Alexander and his army first marched through the city in 331 BC while chasing Darius III, the king of Persia, back to Iran.
When Iraqi archeologists were examining spy plane photographs of the country’s landscape, they were shocked to find evidence of an ancient city.
Fox News reports that researchers at the Iraq Emergency Heritage Management Training Programme first discovered this ancient city while examining declassified satellite photos. The Iraq Emergency Heritage Management Training Programme is a joint organization that Iraqi archeologists and the British Museum set up to mitigate ISIS damage to heritage sites and artifacts in Iraq.
The photos they analyzed were ones taken of Iraq by United States spy satellites in the 1960s, during the cold war, and were only declassified in the 1990s.
The researchers were analyzing these photographs in order to get a greater understanding of the damage ISIS has wreaked on archeological sites in the intervening years since the photos were taken when they spotted what appeared to be ancient limestone blocks at a previously unknown site.
After these images were sent back to the British Museum for analysis, the ancient city was identified as Qalatga Darband. The team then sent a drone to the location they had discovered to conduct a more thorough survey of the location.
After determining that further buildings were buried at the site, the team began excavations.
They discovered that Qalatga Darband, at the western edge of the Zagros Mountains, on part of a historic route from ancient Mesopotamia to Iran.
Dr. John MacGinnis, the archaeologist leading the program, said, “It’s early days, but we think it would have been a bustling city on a road from Iraq to Iran. You can imagine people supplying wine to soldiers passing through.”
While the city was later founded by the Seleucid Empire that arose out of Alexander The Great’s Macedonian Empire, it was likely first noticed by the Macedonians when Alexander and his army marched past it in 331 BC while chasing Darius III, the king of Persia, back to Iran.
“A systematic collection of surface ceramics has been carried out, analysis of which has for the first time established that the site can be dated to the first and second centuries BC,” explained the British Museum, in a press release.
Archeological excavation of the Qalatga Darband site has discovered that the city had many Hellenistic influences from this Macedonian empire. They discovered statues of Greco-Roman gods located in the city, and what they believe may be the remains of a Hellenistic temple.
The British Museum said, “The discovery of a city established in the wake of the conquests of Alexander the Great is already yielding evidence for the fundamental changes wrought by the advent of Hellenism.”

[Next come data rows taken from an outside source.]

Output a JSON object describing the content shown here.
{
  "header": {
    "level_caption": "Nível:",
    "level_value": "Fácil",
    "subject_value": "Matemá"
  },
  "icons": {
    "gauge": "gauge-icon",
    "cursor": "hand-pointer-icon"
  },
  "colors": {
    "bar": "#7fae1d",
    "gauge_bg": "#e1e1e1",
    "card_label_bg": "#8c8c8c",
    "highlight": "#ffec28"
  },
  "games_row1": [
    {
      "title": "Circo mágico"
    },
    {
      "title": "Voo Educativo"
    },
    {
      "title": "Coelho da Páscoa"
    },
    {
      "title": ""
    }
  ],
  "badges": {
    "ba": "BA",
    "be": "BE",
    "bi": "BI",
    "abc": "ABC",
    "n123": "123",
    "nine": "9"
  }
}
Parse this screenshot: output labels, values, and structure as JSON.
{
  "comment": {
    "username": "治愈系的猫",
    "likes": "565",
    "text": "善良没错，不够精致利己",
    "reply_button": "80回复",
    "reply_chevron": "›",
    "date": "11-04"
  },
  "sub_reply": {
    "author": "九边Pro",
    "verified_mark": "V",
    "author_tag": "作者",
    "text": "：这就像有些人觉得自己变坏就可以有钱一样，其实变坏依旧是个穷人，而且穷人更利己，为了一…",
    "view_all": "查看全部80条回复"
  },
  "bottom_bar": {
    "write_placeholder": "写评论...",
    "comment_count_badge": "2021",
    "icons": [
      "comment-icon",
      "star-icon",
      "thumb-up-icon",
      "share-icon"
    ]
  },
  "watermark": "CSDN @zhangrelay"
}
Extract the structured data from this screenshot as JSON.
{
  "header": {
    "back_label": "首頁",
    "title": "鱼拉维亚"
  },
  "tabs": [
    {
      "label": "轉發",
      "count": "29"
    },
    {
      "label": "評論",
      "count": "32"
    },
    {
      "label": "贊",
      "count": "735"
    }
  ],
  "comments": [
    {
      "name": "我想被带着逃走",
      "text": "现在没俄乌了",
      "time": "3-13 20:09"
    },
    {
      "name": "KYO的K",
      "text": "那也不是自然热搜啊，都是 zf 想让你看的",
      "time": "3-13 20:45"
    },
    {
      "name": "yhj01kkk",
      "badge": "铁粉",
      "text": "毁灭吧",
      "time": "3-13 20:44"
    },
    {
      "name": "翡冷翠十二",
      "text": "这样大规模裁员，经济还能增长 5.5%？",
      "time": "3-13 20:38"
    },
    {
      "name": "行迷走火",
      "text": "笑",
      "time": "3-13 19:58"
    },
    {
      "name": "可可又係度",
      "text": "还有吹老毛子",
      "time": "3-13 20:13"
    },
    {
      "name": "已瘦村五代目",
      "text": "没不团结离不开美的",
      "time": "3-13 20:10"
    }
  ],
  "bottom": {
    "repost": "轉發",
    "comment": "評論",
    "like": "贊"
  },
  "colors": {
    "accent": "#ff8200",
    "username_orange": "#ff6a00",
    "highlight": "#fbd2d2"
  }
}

Hopefully, these discoveries will shed greater light on the influence of the Macedonian Empire, and on the legacy of Alexander the Great.